Data about app and page elements:
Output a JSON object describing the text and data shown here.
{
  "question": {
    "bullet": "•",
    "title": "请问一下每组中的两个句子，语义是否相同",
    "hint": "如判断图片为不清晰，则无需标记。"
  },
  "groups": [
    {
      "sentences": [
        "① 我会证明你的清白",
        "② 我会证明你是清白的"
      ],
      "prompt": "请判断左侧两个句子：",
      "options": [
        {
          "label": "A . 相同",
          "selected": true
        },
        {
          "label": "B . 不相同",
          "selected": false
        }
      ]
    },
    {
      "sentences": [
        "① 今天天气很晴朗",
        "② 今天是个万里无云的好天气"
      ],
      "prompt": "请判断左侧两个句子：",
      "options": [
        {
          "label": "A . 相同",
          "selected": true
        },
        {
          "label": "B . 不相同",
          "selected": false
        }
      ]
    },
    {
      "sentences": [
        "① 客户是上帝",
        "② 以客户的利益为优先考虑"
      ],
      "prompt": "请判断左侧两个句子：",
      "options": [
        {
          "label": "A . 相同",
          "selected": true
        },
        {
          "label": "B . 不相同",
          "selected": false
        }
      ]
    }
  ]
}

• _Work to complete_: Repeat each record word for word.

• _Solution to the problem_:
Output a JSON object describing the text and data shown here.
{
  "question": {
    "bullet": "•",
    "title": "请问一下每组中的两个句子，语义是否相同",
    "hint": "如判断图片为不清晰，则无需标记。"
  },
  "groups": [
    {
      "sentences": [
        "① 我会证明你的清白",
        "② 我会证明你是清白的"
      ],
      "prompt": "请判断左侧两个句子：",
      "options": [
        {
          "label": "A . 相同",
          "selected": true
        },
        {
          "label": "B . 不相同",
          "selected": false
        }
      ]
    },
    {
      "sentences": [
        "① 今天天气很晴朗",
        "② 今天是个万里无云的好天气"
      ],
      "prompt": "请判断左侧两个句子：",
      "options": [
        {
          "label": "A . 相同",
          "selected": true
        },
        {
          "label": "B . 不相同",
          "selected": false
        }
      ]
    },
    {
      "sentences": [
        "① 客户是上帝",
        "② 以客户的利益为优先考虑"
      ],
      "prompt": "请判断左侧两个句子：",
      "options": [
        {
          "label": "A . 相同",
          "selected": true
        },
        {
          "label": "B . 不相同",
          "selected": false
        }
      ]
    }
  ]
}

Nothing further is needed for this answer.